As Robin G. Kelley describes in her fascinating book Hammer and Hoe: Alabama Communists in the Great Depression:
...the "valley of the furnaces" was another world in the making. Thousands of landless farmers from the surrounding counties, particularly blacks, were rapidly drawn into the orbit of industrial production. By 1900, 55 percent of Alabama's coal miners and 65 percent of its iron and steel workers were black.

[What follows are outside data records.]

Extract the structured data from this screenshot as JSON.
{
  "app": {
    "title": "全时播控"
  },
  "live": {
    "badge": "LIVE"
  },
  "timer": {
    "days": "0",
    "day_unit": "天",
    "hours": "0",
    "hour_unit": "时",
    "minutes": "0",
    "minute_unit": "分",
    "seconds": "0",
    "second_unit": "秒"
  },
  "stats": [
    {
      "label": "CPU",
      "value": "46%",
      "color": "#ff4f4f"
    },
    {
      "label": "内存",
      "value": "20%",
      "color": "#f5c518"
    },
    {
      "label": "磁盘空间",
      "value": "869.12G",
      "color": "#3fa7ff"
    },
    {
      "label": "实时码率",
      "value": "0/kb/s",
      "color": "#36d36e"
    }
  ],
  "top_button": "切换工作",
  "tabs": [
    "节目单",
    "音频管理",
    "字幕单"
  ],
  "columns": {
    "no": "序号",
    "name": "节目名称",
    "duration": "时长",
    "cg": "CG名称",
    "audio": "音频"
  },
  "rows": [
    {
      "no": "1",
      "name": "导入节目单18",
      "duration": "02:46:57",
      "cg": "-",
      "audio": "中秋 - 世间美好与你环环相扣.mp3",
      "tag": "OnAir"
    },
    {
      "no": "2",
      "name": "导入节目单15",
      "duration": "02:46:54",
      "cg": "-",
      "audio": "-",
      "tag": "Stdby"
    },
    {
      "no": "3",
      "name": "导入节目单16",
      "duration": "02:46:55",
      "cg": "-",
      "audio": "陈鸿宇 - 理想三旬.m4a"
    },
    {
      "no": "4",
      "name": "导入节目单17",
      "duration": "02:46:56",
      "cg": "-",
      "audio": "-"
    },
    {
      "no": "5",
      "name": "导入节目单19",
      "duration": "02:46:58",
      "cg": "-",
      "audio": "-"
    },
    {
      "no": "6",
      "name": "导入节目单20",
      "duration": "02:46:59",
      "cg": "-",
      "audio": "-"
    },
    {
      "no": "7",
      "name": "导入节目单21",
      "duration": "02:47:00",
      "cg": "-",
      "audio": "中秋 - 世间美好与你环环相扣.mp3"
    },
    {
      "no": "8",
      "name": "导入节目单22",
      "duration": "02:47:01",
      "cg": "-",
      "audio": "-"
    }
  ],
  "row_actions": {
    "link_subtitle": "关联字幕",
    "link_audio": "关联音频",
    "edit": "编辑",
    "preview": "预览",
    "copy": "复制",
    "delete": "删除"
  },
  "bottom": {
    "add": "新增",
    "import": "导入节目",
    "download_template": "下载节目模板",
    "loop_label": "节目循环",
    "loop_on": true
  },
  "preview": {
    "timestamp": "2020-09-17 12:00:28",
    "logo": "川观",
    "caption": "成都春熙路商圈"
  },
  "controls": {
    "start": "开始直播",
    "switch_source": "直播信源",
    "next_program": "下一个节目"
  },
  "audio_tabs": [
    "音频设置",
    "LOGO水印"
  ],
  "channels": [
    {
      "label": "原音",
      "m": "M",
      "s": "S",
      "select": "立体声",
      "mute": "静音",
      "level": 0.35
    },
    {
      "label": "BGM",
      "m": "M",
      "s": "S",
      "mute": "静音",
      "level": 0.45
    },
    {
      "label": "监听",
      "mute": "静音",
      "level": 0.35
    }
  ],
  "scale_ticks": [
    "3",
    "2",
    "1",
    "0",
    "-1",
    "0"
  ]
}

Overall, African-Americans made up more than 90 percent of Birmingham's unskilled labor force by 1910, thus constituting one of the largest black urban communities in the New South.And later:
By 1920 over 17,000 workers lived in homes maintained by various industrial concerns and ranging in quality from well-constructed wood-frame hosues to shoddy dwellings of board and batten construction.Here are some photographs from that world, all with most grateful thanks to the Library of Congress.
|Steelmill workers' company houses and outhouses, Republic Steel Company,|
Birmingham, Alabama, March 1936, Walker Evans.
|Sloss-Sheffield Steel and Iron Company, Birmingham, Alabama,|
June 1936, Dorothea Lange.
|Steel plant and workers' houses, Birmingham, Alabama, May 1939,|
Marion Post Wolcott.
|Steel mill and workers' houses near Birmingham, Alabama, February 1937,|
|Steelmill workers' houses, Birmingham, Alabama. Owned by|
Republic Steel Company, March 1936, Walker Evans.
|Yardman on mine railroad, Jefferson County, Alabama,|
February 1937, Arthur Rothstein.
|Company store for steel workers, Ensley, Alabama, February 1937,|
|Alabama Coal Miners, Birmingham, February 1937, Arthur Rothstein.|